**Your task**
Show the lines below that contain the string "thumbnail".

**Entries supplied**
========================
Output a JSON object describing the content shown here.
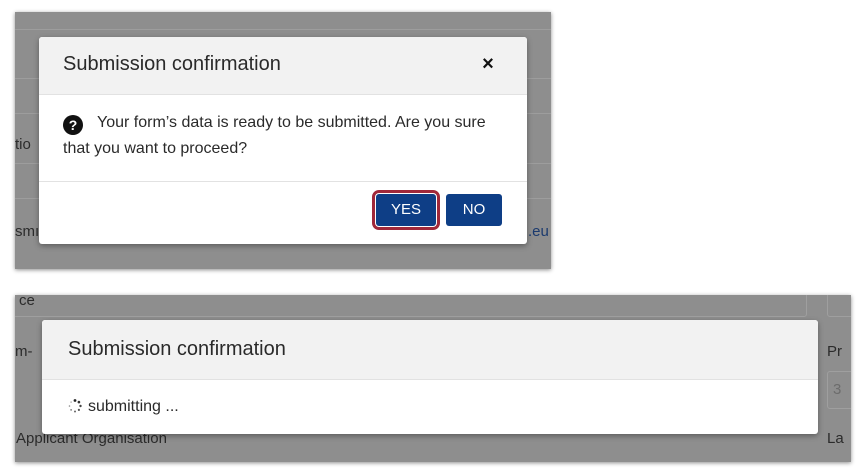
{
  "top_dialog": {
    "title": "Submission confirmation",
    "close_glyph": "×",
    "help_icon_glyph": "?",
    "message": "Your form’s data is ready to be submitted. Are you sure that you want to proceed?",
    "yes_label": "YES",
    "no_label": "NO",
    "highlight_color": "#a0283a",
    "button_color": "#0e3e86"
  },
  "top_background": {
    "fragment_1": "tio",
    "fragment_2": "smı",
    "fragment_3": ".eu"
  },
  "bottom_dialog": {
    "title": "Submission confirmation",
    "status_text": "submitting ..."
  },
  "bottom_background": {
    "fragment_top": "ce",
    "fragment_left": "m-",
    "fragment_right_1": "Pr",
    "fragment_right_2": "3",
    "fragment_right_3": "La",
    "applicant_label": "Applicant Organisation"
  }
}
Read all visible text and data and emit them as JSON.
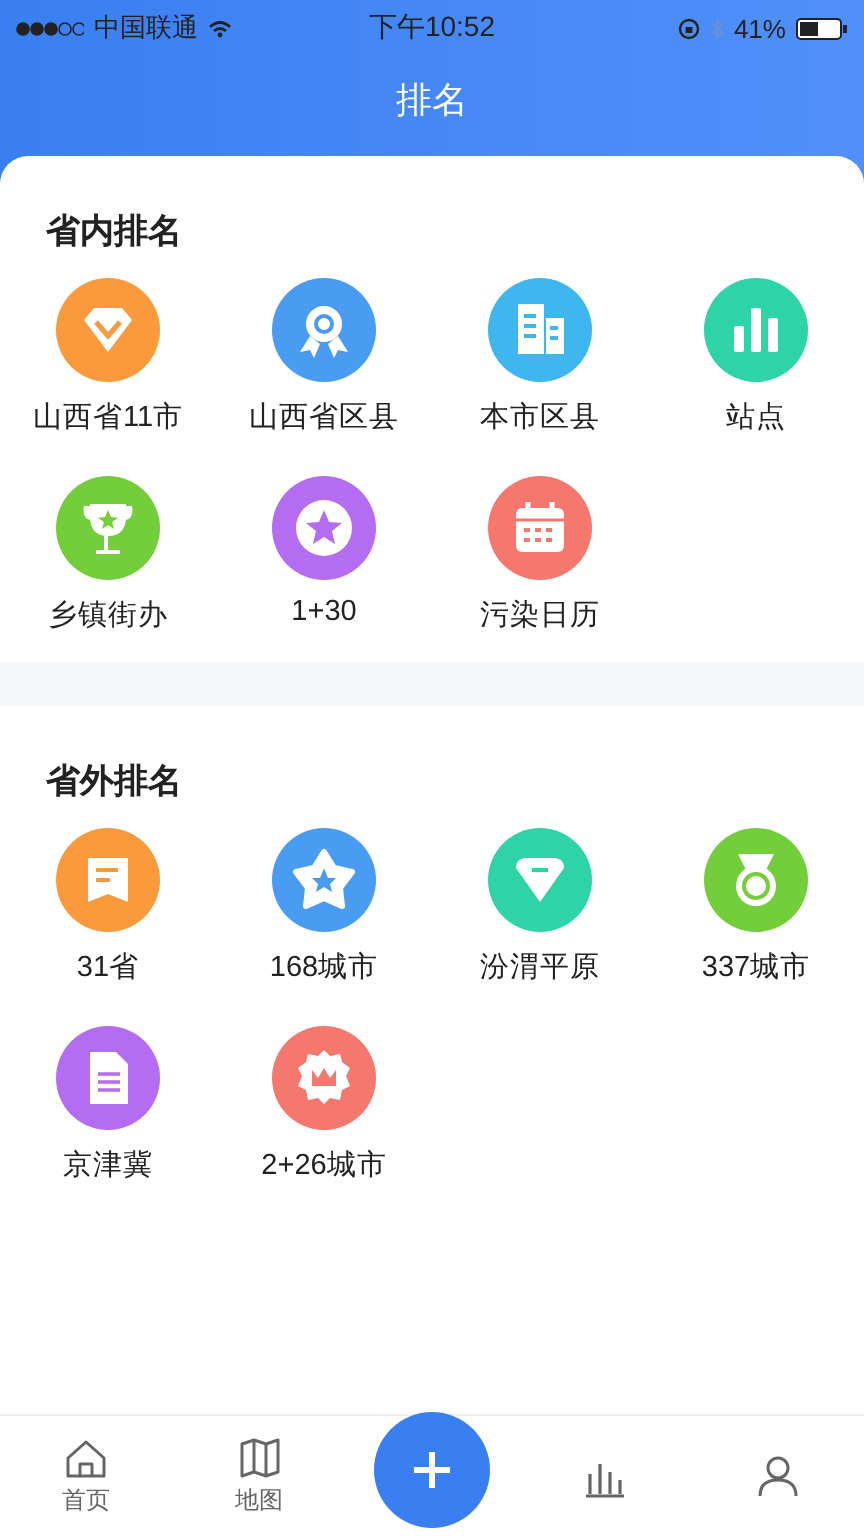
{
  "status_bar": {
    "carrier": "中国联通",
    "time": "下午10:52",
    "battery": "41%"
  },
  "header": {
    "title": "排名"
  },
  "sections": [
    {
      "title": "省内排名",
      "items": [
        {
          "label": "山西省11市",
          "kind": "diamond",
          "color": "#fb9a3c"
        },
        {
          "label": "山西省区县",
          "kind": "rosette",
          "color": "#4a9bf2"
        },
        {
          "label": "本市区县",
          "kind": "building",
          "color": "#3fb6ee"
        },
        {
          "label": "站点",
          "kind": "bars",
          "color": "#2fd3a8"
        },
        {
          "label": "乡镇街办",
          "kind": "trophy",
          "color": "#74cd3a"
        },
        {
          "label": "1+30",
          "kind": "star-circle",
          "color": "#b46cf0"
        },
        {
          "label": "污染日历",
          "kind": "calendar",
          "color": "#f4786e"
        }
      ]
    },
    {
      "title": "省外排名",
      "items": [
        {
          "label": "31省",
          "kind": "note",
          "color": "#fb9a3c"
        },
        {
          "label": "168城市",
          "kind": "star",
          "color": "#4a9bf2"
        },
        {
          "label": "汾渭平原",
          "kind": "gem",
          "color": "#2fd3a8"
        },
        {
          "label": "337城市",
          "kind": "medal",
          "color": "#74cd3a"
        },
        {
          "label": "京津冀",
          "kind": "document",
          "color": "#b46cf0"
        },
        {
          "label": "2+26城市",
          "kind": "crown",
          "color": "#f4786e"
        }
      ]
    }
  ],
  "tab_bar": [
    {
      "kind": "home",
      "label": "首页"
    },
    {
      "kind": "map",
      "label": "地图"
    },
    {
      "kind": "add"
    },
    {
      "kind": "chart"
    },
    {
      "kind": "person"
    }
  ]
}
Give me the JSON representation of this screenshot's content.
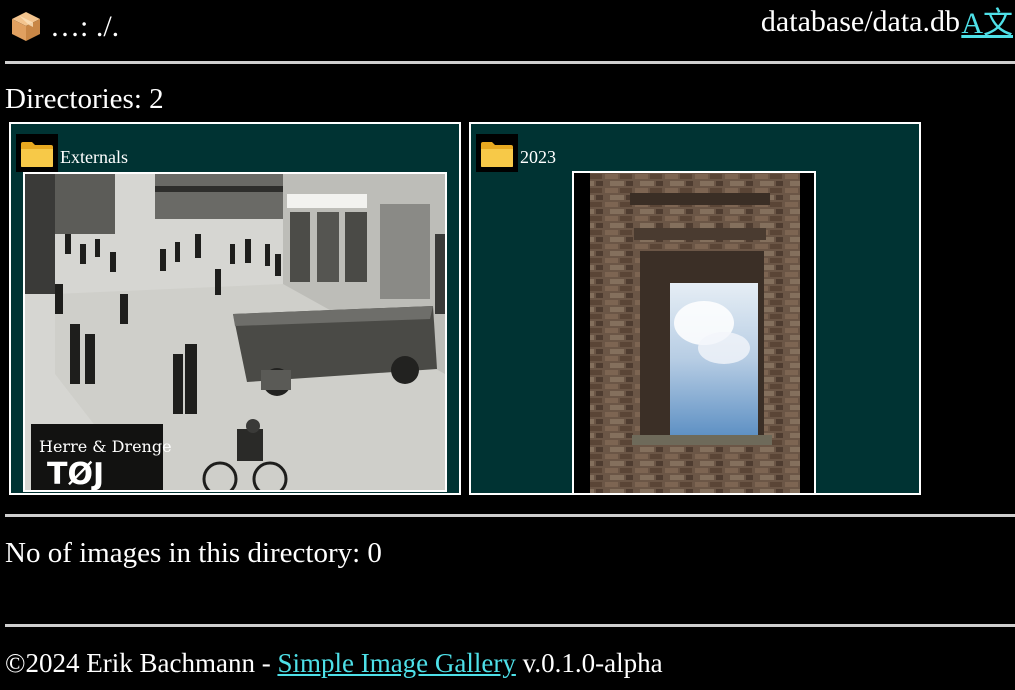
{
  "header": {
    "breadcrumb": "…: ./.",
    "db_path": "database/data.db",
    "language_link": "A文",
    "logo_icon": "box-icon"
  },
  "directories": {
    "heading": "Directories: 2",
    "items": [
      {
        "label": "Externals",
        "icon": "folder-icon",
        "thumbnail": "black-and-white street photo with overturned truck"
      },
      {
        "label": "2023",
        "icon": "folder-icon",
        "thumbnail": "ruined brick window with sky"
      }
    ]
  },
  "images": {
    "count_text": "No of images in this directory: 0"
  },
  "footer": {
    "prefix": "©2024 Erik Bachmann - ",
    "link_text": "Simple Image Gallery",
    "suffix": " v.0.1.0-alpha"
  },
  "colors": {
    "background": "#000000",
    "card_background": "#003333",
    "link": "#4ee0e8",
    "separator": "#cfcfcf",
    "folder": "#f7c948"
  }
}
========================
**Answer to the exercise**
        "thumbnail": "black-and-white street photo with overturned truck"
        "thumbnail": "ruined brick window with sky"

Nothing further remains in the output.